By Justin Toscano
Tim Kempton Jr. admitted his NBA future is unclear because he doesn’t know whether he will be drafted on June 22 or if he will need to go the free agency route. But on Friday, he saw a dream come true.
Tim Kempton Sr., now a radio color commentator for Phoenix Suns games, played for the organization during the 1992-93 season where the team won a franchise-record 62 games and went all the way to the NBA Finals. Tim Jr. wasn’t born until a couple years after that, so he wasn’t around to witness it.
But he did grow up a Suns fan and saw the electrifying Steve Nash era turn into the present day, where the organization has had top draft picks for a few years in a row now. As a fan, he has followed the rebuilding efforts and Friday was his chance to prove he could be a part of them.

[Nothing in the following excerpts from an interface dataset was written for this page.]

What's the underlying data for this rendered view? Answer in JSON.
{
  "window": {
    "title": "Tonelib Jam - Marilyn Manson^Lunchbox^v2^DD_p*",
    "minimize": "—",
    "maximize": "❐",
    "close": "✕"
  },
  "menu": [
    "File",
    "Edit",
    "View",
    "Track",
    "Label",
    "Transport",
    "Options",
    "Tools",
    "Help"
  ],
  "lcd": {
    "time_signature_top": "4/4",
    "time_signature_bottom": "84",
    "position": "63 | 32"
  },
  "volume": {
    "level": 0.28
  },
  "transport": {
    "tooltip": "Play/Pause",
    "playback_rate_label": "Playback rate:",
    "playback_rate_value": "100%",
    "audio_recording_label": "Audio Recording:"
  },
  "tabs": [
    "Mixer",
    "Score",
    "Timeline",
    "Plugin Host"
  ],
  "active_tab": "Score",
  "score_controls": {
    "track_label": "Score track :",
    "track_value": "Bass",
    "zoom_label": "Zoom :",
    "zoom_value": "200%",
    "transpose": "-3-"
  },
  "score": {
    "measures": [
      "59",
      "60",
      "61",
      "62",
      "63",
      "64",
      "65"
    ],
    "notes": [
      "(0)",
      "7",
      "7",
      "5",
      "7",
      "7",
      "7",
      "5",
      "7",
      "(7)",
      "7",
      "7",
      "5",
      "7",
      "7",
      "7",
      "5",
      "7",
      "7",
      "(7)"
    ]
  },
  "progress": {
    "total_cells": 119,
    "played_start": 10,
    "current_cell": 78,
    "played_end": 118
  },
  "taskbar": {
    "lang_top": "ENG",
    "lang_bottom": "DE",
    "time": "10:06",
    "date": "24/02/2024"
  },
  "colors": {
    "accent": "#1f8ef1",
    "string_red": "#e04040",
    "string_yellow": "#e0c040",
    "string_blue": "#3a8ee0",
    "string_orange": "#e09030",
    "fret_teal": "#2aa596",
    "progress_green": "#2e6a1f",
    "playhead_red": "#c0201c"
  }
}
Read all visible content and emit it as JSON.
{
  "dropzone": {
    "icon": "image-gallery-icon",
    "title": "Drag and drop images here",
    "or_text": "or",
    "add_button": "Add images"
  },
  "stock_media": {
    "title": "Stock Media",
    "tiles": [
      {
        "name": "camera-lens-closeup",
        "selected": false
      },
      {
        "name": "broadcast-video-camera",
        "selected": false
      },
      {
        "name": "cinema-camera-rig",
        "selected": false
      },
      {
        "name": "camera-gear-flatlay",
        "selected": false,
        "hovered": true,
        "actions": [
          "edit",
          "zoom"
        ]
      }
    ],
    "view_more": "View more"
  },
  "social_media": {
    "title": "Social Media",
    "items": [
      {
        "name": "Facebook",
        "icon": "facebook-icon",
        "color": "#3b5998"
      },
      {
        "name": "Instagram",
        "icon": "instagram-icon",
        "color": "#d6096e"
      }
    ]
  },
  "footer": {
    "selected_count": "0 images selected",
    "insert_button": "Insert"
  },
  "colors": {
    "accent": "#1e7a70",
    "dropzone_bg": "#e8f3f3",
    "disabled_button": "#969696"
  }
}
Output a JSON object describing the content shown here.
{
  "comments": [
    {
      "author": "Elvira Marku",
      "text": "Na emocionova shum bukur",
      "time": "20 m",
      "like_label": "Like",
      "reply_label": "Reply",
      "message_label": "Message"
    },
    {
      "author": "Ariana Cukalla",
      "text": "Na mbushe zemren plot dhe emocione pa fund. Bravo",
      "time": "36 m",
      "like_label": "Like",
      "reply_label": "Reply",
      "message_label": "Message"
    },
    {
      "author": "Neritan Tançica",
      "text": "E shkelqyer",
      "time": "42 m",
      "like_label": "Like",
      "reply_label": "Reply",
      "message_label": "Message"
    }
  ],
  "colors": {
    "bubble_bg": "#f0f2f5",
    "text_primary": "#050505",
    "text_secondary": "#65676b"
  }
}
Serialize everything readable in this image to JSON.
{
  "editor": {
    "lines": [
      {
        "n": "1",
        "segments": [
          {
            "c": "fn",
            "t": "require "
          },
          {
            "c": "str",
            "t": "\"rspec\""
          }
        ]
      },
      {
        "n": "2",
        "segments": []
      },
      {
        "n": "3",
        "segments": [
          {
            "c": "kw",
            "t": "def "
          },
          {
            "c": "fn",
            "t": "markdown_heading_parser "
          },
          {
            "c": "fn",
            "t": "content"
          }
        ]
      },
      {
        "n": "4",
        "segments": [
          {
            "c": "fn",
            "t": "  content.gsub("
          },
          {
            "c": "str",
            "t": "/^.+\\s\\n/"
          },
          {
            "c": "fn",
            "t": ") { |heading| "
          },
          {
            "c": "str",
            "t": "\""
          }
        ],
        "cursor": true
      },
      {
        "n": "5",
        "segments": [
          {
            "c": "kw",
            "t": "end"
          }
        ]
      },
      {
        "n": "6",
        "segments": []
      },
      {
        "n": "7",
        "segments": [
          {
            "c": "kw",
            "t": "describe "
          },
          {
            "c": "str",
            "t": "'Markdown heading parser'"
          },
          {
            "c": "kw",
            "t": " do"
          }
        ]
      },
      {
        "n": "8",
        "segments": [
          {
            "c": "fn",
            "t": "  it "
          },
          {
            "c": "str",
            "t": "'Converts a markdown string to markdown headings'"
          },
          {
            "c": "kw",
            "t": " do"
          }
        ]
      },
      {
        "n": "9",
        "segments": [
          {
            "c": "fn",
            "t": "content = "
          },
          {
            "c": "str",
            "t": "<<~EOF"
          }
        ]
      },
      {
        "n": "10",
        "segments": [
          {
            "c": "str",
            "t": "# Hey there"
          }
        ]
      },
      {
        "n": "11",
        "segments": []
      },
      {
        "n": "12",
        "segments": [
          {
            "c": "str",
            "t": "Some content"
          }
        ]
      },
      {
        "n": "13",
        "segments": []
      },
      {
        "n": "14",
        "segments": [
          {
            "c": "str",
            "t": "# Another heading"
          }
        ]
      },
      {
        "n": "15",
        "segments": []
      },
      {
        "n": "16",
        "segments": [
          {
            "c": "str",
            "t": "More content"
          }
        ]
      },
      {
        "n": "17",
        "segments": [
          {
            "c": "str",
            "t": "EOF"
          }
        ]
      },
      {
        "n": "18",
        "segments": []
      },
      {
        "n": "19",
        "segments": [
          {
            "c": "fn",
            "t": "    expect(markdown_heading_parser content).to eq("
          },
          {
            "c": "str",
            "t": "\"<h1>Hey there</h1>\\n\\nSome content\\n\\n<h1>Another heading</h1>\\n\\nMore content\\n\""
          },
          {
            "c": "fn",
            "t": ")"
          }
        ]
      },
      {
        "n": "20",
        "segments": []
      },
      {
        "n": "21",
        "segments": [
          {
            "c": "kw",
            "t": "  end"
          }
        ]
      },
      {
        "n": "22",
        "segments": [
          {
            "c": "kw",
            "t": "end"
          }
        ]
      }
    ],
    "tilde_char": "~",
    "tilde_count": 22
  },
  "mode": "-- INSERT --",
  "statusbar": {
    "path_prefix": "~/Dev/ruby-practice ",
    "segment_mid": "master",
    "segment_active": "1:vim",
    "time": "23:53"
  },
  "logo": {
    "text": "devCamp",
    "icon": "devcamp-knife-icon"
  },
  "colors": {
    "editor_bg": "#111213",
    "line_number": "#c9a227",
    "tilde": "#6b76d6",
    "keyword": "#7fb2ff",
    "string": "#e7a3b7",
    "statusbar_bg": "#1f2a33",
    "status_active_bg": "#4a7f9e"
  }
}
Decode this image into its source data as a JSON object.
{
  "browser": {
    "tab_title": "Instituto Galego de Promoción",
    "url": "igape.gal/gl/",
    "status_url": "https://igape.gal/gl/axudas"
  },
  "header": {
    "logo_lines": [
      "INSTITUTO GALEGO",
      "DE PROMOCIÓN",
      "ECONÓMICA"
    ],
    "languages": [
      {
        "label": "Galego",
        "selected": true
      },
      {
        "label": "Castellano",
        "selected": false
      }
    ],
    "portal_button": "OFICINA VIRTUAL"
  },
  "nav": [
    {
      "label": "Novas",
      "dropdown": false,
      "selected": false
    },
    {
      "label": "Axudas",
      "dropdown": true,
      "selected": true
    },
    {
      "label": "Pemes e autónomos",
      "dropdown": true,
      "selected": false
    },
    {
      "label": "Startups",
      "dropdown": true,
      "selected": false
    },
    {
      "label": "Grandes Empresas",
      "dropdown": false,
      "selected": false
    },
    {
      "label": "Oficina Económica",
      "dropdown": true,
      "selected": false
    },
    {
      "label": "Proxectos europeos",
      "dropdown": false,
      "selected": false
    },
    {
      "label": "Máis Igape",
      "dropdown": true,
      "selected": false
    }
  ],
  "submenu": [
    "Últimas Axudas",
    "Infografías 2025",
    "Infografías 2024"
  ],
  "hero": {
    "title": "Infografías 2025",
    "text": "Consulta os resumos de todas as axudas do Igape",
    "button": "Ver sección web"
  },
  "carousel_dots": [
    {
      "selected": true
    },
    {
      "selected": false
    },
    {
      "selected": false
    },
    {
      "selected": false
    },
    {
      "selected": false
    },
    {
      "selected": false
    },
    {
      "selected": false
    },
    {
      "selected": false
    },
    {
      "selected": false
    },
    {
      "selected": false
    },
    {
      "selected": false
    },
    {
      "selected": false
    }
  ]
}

“It’s surreal. To kind of even think of that is one thing, but then to come out here and have that experience is a whole different opportunity,” Tim Jr. said. “I’m thankful for all the NBA workouts I’ve done, but this one will hold a special place in my heart and my mind, whatever happens.”
Tim Jr., a former Brophy College Preparatory standout, was a two-time Patriot League Player of the Year during his four years at Lehigh. He also totaled the most rebounds (1,095) in school and conference history during his college career.
Those interested may not find Tim Jr. on many mock drafts, but he said he feels as if he has a place in the NBA. He scored 20.4 points per game during his senior year and ended with 21 double-doubles, good for seventh in the nation.
If looking at the transition the game is making, his 41.1 percent from 3-point range as a senior is also an encouraging stat. Before his workout, Tim Jr. saw current Suns big man Alex Len on the practice floor working on his 3-point shot.
He said his passing and shooting ability could help the Suns.
“Having Len on the inside and being able to play that two-man game with Len finishing inside is something that I think I can come in and faster right away,” Tim Jr. said. “I think I could complement Alan (Williams’) mentality on the boards and just the blue-collar working mentality. Then just being able to stretch the floor with Booker and the guards they have on the floor nowadays.”
Tim Jr. is the oldest of four Kempton kids. One of his younger brothers, Michael, plays basketball at Division III Williams College. Another, Matthew, just graduated from Brophy Prep and is committed to play football at Northern Arizona University. The youngest attends school at Xavier College Preparatory.
Matthew said he remembers the days when Tim Jr. was entering high school and couldn’t even run properly because he was tall, lanky and a bit awkward. He’s come a long way since those days.
“He’s just always been someone who’s really committed his time to becoming better,” Matthew said. “I guess there’s just a lot of times I can look back and see us playing and working out. He’s always asking us if we want to go work out and stuff.”
Tim Jr. said while constantly traveling and working out for various NBA teams may by physically taxing, players in his position are supposed to take care of their bodies. Add the help from NBA training staffs and he said the physical aspect isn’t as much of an issue.
But mentally persevering through each workout is more difficult.
“Being able to wake up every day with that same go get ‘em mentality and just being able to go out there and seize the opportunity is the hardest part,” Tim Jr. said.
Asked if the bloodline would help him, Tim Jr. said that probably won’t take him very far in today’s NBA. However, it may help in a certain way because he’s been around the game for so long.
“There’s a certain sense you get when you’re around the gym from day one,” Suns assistant general manager Pat Connelly said following Kempton’s workout. “A great feel for the game is the thing that usually pops out with kids like that.”
He and his family hope he seized Friday’s opportunity because if so, it could strengthen his chances of one day playing for his hometown team. It could perhaps mean he may receive an opportunity with the franchise his dad played for and is still involved with.
Tim Jr. may not be a top prospect on draft boards, but he could potentially be a fit in today’s NBA because of his 6-foot-10 frame and shooting ability.
Not to mention the blue-collar mentality he’s proud of, and the one that continues to inspire his siblings.
“He’s accomplished what he has and has gotten to where he has through a lot of hard work,” Matthew said. “Nothing really has been given to him. He made a name for himself, he didn’t piggyback off anyone.”
Tim Jr. said he will be in Los Angeles and other places for pre-draft workouts next week. As one would expect, he doesn’t get many off days while trying to show NBA teams he deserves a shot to make the jump to the next level.
But when he does, his destination may be set.
“I think most Arizona people don’t go see the Grand Canyon, so I haven’t seen the Grand Canyon,” he said.
He’s worked so hard his entire life to be in position to achieve a lifelong dream, so he may have earned himself a break.